The growth and development of Urgent Care Medicine should be of no surprise to anyone. Fueled by frustration over long waits in the emergency room (for non-emergency care), and a reduction in available primary care appointments (often resulting in patients waiting for weeks to see their primary care physician), a new growth spurt for the Urgent Care industry began in the mid-1990s and continues today. Since 2008, the number of facilities has increased from 8,000 to 9,300. The public’s desire for immediate access to medical care has been the driving force behind this monumental growth.
Many Urgent Care centers are now seeking Urgent Care Center Accreditation. Accreditation is a voluntary process through which an Urgent Care center is able to measure the quality of its services and performance against nationally recognized standards. The Accreditation certificate is a symbol to others that an organization is committed to providing high-quality care. Urgent care organizations value Accreditation as a measure of professional achievement and quality of care. Urgent Care Center Accreditation is a benchmark of quality, not only to those involved in the health care industry but to the general public as well. Accreditation enhances the appeal of an Urgent Care center to payors and employers, and attracts the best providers who are eager to practice at a superior Urgent Care center.
For many patients, Urgent Care centers are the main place to go for care — especially on weekends or evenings when their primary-care physicians don’t have office hours. Urgent Care centers are a boon for patients in other ways. The wait time to see a provider is typically half an hour or less, compared to a multi-hour wait time in many Emergency Departments. And patients can often see a doctor, as opposed to a nurse practitioner if they go to a retail clinic. Moreover, Urgent Care centers offer imaging and other services not found in retail outlets. Employers, insurers and other payers also benefit from urgent-care centers, which charge only a fraction of what an ED visit would cost. And employees can get back to work sooner instead of spending half the day in the ED.
There are currently 20,000 physicians who practice Urgent Care Medicine today, and the number is growing. Urgent Care professionals have developed Urgent Care Medicine into an important, recognized specialty that represents this fast-growing medical field.
So, what does the future hold for the specialty of Urgent Care Medicine?
Physicians training in primary care specialties such as Family Medicine, Internal Medicine, Emergency Medicine and Pediatrics are pursuing additional education in Urgent Care Medicine, and seasoned physicians are becoming Board Certification in Urgent Care Medicine. As the specialty grows, the development of training programs geared specifically towards Urgent Care Medicine will take place.

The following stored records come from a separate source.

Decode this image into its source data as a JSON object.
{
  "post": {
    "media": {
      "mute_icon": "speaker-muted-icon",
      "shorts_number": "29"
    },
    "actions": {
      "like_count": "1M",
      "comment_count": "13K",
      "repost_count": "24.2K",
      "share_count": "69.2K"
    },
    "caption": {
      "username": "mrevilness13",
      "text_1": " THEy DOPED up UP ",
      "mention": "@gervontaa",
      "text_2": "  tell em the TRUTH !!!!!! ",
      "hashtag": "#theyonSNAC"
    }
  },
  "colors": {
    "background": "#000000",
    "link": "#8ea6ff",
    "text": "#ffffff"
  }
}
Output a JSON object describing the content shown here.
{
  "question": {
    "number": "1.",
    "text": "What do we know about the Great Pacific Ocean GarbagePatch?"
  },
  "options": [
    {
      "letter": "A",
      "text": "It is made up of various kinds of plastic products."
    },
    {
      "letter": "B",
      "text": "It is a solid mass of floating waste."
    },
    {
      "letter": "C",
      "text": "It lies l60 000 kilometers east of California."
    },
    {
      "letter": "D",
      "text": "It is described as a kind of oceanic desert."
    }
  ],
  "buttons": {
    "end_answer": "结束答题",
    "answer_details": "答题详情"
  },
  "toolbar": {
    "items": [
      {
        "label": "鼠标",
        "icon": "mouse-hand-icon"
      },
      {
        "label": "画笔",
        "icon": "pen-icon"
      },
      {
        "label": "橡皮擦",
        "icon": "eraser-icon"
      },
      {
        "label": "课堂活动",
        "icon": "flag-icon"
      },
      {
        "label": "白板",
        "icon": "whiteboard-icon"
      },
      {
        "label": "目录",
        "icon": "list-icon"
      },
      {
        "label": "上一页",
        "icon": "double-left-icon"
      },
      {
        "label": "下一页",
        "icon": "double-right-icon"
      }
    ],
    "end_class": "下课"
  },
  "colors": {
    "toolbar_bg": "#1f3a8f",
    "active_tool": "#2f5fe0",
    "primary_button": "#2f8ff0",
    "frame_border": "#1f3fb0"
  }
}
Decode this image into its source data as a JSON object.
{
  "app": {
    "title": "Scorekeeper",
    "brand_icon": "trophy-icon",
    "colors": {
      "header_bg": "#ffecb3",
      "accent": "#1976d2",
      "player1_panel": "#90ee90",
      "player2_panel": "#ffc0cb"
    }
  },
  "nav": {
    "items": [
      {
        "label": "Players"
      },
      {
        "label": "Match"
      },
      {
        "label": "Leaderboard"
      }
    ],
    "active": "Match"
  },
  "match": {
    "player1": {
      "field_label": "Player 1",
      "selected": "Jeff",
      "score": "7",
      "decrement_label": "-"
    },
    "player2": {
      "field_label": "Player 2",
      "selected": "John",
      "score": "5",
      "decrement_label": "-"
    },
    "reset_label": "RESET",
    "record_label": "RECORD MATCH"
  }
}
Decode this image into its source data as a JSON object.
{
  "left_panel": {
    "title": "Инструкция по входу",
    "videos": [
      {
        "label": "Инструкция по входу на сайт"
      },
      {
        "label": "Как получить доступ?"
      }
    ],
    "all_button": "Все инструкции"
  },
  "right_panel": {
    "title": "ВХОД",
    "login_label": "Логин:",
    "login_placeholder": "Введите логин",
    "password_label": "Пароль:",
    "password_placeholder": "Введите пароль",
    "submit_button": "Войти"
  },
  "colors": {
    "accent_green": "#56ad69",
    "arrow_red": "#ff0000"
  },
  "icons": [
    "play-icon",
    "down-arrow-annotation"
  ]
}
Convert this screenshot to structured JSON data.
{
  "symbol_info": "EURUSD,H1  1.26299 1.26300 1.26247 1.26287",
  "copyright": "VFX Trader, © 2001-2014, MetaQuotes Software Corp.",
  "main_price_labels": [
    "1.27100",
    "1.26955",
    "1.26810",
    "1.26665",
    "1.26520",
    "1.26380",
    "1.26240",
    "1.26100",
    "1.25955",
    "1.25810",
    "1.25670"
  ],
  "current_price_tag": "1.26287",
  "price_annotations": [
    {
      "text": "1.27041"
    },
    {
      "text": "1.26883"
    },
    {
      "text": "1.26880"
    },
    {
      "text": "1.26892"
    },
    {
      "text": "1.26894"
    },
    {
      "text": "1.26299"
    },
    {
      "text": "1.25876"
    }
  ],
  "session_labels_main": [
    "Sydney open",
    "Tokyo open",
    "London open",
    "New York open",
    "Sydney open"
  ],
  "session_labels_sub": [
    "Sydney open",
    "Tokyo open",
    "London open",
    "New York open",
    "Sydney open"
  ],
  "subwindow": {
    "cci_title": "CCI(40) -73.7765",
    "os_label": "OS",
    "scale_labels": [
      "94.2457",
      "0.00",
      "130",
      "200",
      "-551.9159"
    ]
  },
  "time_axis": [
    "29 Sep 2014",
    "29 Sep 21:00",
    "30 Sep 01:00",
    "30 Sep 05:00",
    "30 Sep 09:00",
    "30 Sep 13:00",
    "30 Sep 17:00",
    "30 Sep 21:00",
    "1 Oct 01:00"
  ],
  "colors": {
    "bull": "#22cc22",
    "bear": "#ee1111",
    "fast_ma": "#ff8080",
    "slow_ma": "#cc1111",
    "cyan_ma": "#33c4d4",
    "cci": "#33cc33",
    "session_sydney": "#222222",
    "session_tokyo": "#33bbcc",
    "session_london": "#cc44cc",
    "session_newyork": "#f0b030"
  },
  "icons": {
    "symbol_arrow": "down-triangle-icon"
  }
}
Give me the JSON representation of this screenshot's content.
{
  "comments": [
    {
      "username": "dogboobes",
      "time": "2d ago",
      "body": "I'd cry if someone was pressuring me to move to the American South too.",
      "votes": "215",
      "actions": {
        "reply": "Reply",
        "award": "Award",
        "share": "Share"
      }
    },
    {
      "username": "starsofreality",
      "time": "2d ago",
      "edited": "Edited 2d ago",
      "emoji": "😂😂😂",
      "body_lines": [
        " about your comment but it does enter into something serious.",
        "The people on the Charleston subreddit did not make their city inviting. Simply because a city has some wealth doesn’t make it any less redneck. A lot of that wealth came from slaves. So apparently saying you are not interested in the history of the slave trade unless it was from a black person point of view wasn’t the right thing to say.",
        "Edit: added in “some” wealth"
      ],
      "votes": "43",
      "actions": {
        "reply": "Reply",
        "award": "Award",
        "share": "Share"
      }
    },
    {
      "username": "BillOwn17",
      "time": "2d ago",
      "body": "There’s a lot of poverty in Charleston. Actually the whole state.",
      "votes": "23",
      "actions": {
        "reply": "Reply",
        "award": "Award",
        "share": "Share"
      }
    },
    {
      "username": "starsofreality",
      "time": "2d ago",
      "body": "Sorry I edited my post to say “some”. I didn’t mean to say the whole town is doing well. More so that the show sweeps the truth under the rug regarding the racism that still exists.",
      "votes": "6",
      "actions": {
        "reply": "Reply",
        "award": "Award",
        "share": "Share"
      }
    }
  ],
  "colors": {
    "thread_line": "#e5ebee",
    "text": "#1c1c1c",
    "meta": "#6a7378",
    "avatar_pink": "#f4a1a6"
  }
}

Increased recognition of Urgent Care Medicine as a distinct specialty. Many organizations and facilities accept and recognize Board Certification in Urgent Care Medicine and have requested verification of the Board Certification of our Diplomates.
Because of the excellence of AAUCM Accreditation standards, many third-party payers, commercial insurance carriers, and local and state agencies recognize Urgent Care Center Accreditation with the AAUCM as a valuable accomplishment. The Academy’s UCCA program is accepted by Aetna and Cigna, and United Healthcare recommends Accreditation with the AAUCM to facilities which are contracting with them.
Physicians, Physician Assistants, and Nurse Practitioners who specialize in Urgent Care Medicine will continue to elevate the quality and capability of the “walk-in clinic” to include treatment of a full range of non-emergency illnesses and injuries.
The U.S. likely will need almost 52,000 additional primary care physicians by 2025 to meet the country's health care utilization needs. That's the conclusion reached by a team of researchers whose work is highlighted in an article titled "Projecting U.S. PrimaryCare Physician Workforce Needs: 2010-2025".